On our way home we stopped to collect a toll ticket and UF commented with a chuckle how those hopeless people in France couldn’t get the time stamp on their tickets right. There was a quiet pause, a moment of reflection before one of us stated the obvious. “We haven’t have we?” We had. On the outward journey we’d put the time back an hour instead of forward when crossing into France leaving us two hours behind everyone else in France and Spain. Perhaps an understandable mistake for a bunch of rather vague and hopeless explorers. Not when you realise we had spent 10 whole days operating on the wrong time without ever comprehending all the signs and explaining it all away. This included the lady in the bank pointing furiously at her watch as we tried to change Travellers Cheques (remember them!!).

We drove along all laughing hysterically at our own stupidity. That was until some bright spark pointed out that we were now two hours behind schedule to catch our ferry, prompting a foot on the floor madcap drive through France and Belgium. A tale often re-told, always gets a big laugh and forever known in our little group as the “Muppet-Time” story.

I thought you might enjoy this tale of utter foolishness from four degree-educated professionals as the closing bar to a fine trip. More posts of classic holidays to come as the lockdown continues.


Another New Hill – Burrow   22 comments

My last walk before the lockdowns started to take effect. Looking out of the window at cloudless blue skies and sunshine for the past week, this walk in the midst of the endless days of rain and storms seems a very long time ago not just two weeks back.


We were on the lookout for a shortish walk in another window between the heavy rains. Strong winds were forecast ruling out the higher mountains so a trip to the wooded hills of Shropshire was the choice. There was a route from Aston on Clun that I’d had in mind for a while taking in a new Marilyn and nice circuit.


The lower fields and green lanes were as muddy as expected but passable with care to avoid wet feet and excessively muddy trousers!. First summit was the high point of the day, Burrow. Its only just over 1000 feet high but what it lacks in height it makes up for with brutal steepness. Easily as steep a climb (albeit much shorter) than any we did in Scotland the previous weekend.


Its an old hill fort and the maps showed it to be forested at the top. In fact the trees are very sparse and we timed our arrival for a spell of brighter weather and the views were superb. Out over the Welsh Marches and beyond.

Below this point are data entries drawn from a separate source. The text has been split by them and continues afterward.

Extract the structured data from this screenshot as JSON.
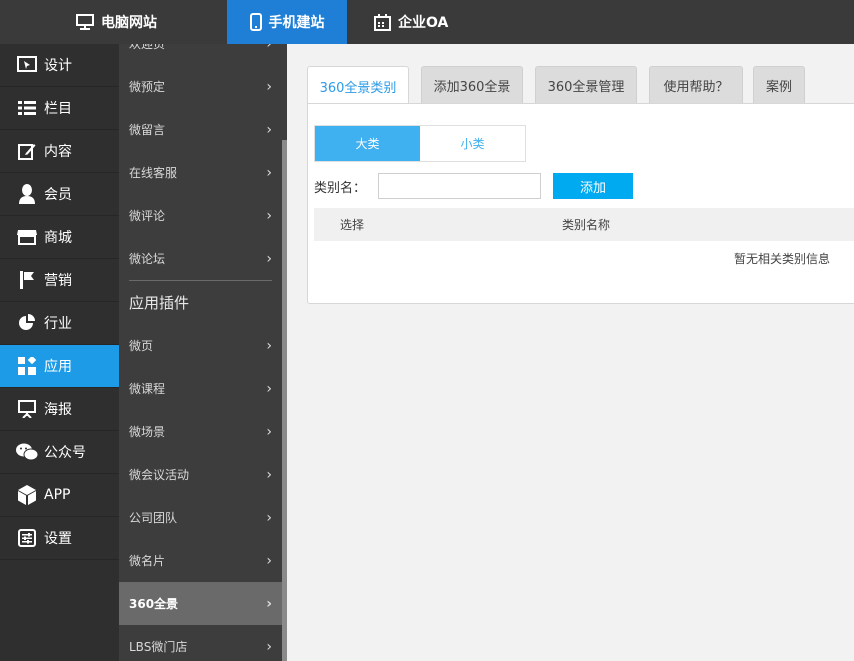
{
  "topbar": {
    "tabs": [
      {
        "label": "电脑网站",
        "icon": "monitor-icon"
      },
      {
        "label": "手机建站",
        "icon": "mobile-icon",
        "active": true
      },
      {
        "label": "企业OA",
        "icon": "calendar-icon"
      }
    ],
    "active_color": "#1f7fd6"
  },
  "sidebar": {
    "items": [
      {
        "label": "设计",
        "icon": "design-icon"
      },
      {
        "label": "栏目",
        "icon": "list-icon"
      },
      {
        "label": "内容",
        "icon": "edit-icon"
      },
      {
        "label": "会员",
        "icon": "user-icon"
      },
      {
        "label": "商城",
        "icon": "store-icon"
      },
      {
        "label": "营销",
        "icon": "flag-icon"
      },
      {
        "label": "行业",
        "icon": "pie-chart-icon"
      },
      {
        "label": "应用",
        "icon": "apps-icon",
        "active": true
      },
      {
        "label": "海报",
        "icon": "easel-icon"
      },
      {
        "label": "公众号",
        "icon": "wechat-icon"
      },
      {
        "label": "APP",
        "icon": "cube-icon"
      },
      {
        "label": "设置",
        "icon": "settings-icon"
      }
    ],
    "active_color": "#1e9be6"
  },
  "submenu": {
    "partial_top": "欢迎页",
    "items_top": [
      "微预定",
      "微留言",
      "在线客服",
      "微评论",
      "微论坛"
    ],
    "section_title": "应用插件",
    "items_bottom": [
      "微页",
      "微课程",
      "微场景",
      "微会议活动",
      "公司团队",
      "微名片",
      "360全景",
      "LBS微门店"
    ],
    "active_item": "360全景"
  },
  "content": {
    "tabs": [
      "360全景类别",
      "添加360全景",
      "360全景管理",
      "使用帮助？",
      "案例"
    ],
    "active_tab": "360全景类别",
    "segment": {
      "on": "大类",
      "off": "小类"
    },
    "form": {
      "label": "类别名：",
      "input_value": "",
      "add_button": "添加"
    },
    "table": {
      "headers": [
        "选择",
        "类别名称"
      ],
      "empty_message": "暂无相关类别信息"
    }
  }
}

In fact the summit area was really rather lovely as you can see. The raised earthworks created a maze of small ridges, valleys and paths and save one lone walker (who we saw several times during the day) we had the place to ourselves.

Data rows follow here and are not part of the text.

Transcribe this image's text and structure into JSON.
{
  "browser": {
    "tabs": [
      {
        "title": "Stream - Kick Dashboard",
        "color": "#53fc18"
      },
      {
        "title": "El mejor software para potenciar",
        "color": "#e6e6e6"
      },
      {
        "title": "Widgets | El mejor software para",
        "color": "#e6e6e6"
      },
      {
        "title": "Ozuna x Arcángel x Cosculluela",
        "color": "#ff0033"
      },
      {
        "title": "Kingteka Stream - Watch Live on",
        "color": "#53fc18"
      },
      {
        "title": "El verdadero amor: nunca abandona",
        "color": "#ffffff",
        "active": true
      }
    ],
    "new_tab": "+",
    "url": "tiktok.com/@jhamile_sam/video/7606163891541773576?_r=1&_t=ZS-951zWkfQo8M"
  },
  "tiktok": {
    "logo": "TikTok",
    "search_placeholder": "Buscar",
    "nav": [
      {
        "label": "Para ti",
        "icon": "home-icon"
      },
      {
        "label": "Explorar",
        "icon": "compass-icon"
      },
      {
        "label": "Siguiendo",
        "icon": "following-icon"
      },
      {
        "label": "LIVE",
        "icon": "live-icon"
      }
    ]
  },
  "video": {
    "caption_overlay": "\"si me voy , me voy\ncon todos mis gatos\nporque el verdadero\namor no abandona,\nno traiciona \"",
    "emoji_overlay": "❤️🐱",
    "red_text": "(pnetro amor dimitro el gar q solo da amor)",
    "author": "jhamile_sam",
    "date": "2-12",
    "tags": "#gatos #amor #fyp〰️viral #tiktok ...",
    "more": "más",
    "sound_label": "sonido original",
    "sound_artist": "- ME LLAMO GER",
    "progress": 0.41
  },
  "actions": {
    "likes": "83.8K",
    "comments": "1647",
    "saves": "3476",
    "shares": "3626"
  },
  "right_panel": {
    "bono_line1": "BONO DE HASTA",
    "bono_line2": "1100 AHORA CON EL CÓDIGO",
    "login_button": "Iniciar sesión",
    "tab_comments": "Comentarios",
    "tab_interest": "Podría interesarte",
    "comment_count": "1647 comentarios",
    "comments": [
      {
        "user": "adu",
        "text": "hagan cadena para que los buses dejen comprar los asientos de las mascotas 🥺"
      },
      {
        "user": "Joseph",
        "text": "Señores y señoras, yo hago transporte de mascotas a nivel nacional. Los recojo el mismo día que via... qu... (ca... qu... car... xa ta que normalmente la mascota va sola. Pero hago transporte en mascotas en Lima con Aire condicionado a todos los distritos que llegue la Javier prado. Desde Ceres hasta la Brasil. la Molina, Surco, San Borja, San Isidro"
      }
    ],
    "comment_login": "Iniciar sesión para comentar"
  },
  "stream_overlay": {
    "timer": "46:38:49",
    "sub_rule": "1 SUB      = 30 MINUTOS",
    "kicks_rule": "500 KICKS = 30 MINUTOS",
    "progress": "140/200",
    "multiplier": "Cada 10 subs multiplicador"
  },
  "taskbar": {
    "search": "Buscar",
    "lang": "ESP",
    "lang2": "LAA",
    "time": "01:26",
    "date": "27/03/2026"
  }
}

Views to the Churchstoke Hills as I refer to them.


And the Shropshire Alps (again my naming convention) around Church Stretton.


We spent a happy hour wandering around the summit and a stop to take on a few snacks.


Another very steep descent and re-ascent to pick up the Shropshire Way down to Hopesay Village.


The fields were a little muddy but some of the views across the green fields were splendid.


I thought about a walk across the fields to reach Hopesay Common and Hill but I’d had enough of muddy fields for now and the lane looked like a quite and more efficient way to the top.


Hopesay Hill was fine stretch although the weather turned very gloomy while we were up there. It looked like we were in for a spell of heavy rain but it never arrived fortunately.


Burrow over to the right.


We dropped down to the wonderfully named Perry Gutter and thought about finishing off back via the road. We stayed on the paths and glad we did. There was a huge expanse of daffodils in the bottom of the valley and the grassy path across the fields was largely mud free and a very nice finish to the day.


We clocked up almost 8 miles, not bad for what planned to be a short walk.

So for now, I’m rediscovering my inner cyclist and exploring the lanes and byways of my Herefordshire home to stay fit and healthy. As promised there will be a few blasts from my past to keep the blog juices going.

%d bloggers like this: